I do not want to demean the importance or significance of the Government's initiative for future generations of cancer patients, but I do wonder why so little is being done to optimise the care of those currently affected by cancer; especially those treated in non-oncology settings. The news that some of the country's specialist regional cancer networks, which have led the way in improving care outcomes for cancer patients for almost two decades, are under threat because of funding shortages and cost saving reorganisations is truly dispiriting and leaves me wondering whether this brave new world of personalised medicine isn't being built upon foundations of sand. Yes, patients will always want new therapies which offer realistic opportunities for early diagnosis and cure, but when they are unwell, they also want to be cared for by adequate numbers of well-trained healthcare professionals in an appropriate care setting. Clearly, this is not always the case and the soft underbelly of cancer care is being exposed daily to more and more risk as those working within the sector are stretched yet further by financial constraints, job freezes and re-evaluations which are leading many of the country's finest and best contemplating a career change in the face of job re-banding and eventual salary reductions. The time has now come for the government to match its enthusiasm for the white heat of technology and scientific progress with a commitment to support the softer side of cancer care, and ensure that hard won improvements in care quality standards are maintained in designated cancer units and disseminated to general care settings. This is essential is those contributing to the government's latest big idea are to receive the care that they genuinely deserve!
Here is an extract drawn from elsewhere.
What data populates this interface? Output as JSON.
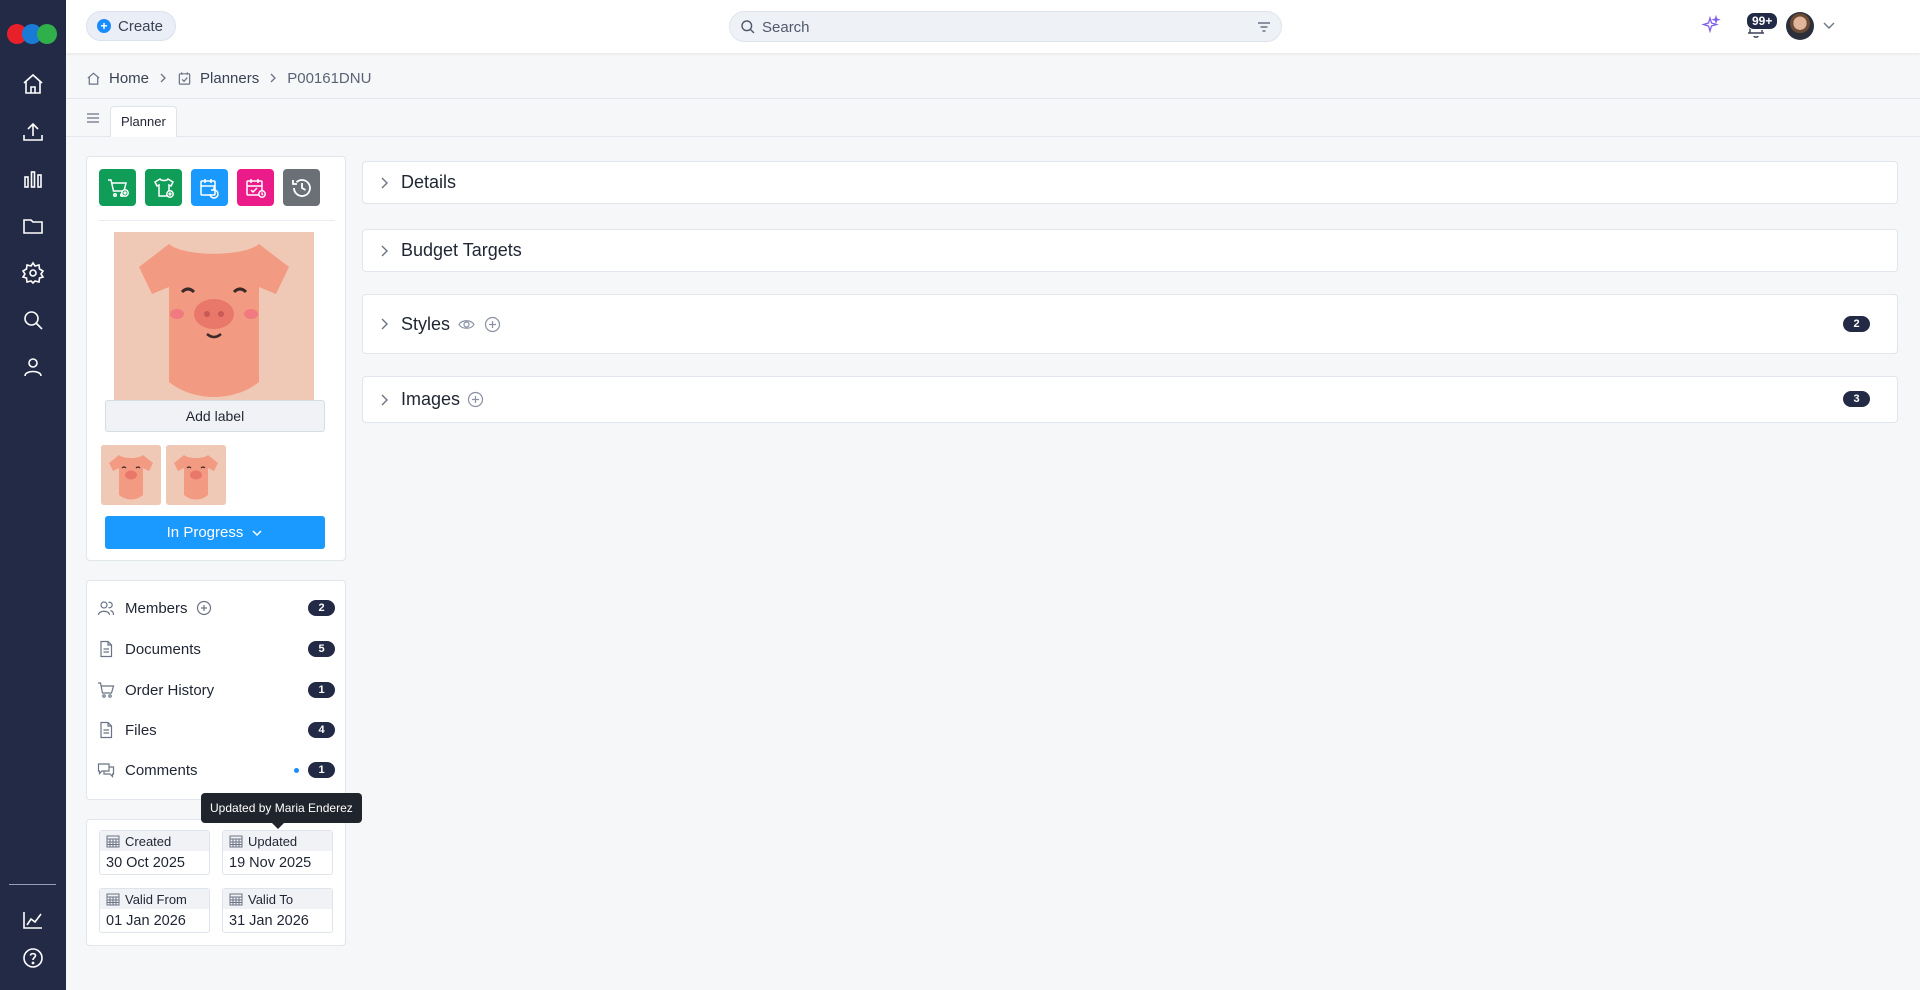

Talking about the white heat of technology, many of you will be aware that from this issue onwards, the Journal will only be published online and will no longer be available in a hard copy format. There are many advantages in moving towards online publication only, including cost savings for those wishing to reproduce colour prints or figures which could only previously be published at additional expense to the authors. The move to online publication poses some challenges, but with this in mind, we have been proactive in expanding the scope of the editorial team, and I am delighted to welcome Dr Philip Debruyne who is a consultant in medical oncology at the Groeninge Hospital in Kortrijk, Belgium; Dr Vikki Knott, who is assistant professor of psychology at the Faculty of Health in the University of Canberra (Australia); and Dr Natalie Pattison, who is senior clinical nursing research fellow at the Royal Marsden Hospital in London as Associate Editors of the Journal. They bring with them a great wealth of clinical experience in a number of important fields, and I look forward to working with them and the existing members of the editorial team and editorial board in this New Year.

Oh … and by the way, the cancer patient I mentioned earlier did eventually receive his analgesia thanks to the interfering old busy body in the bed opposite, but should the quality of care received by cancer patients have to depend upon the advocacy of other patients? I think not, and neither should the policy makers and accountants who dictate how many (or how few) qualified staff are required to run a busy surgical ward overnight!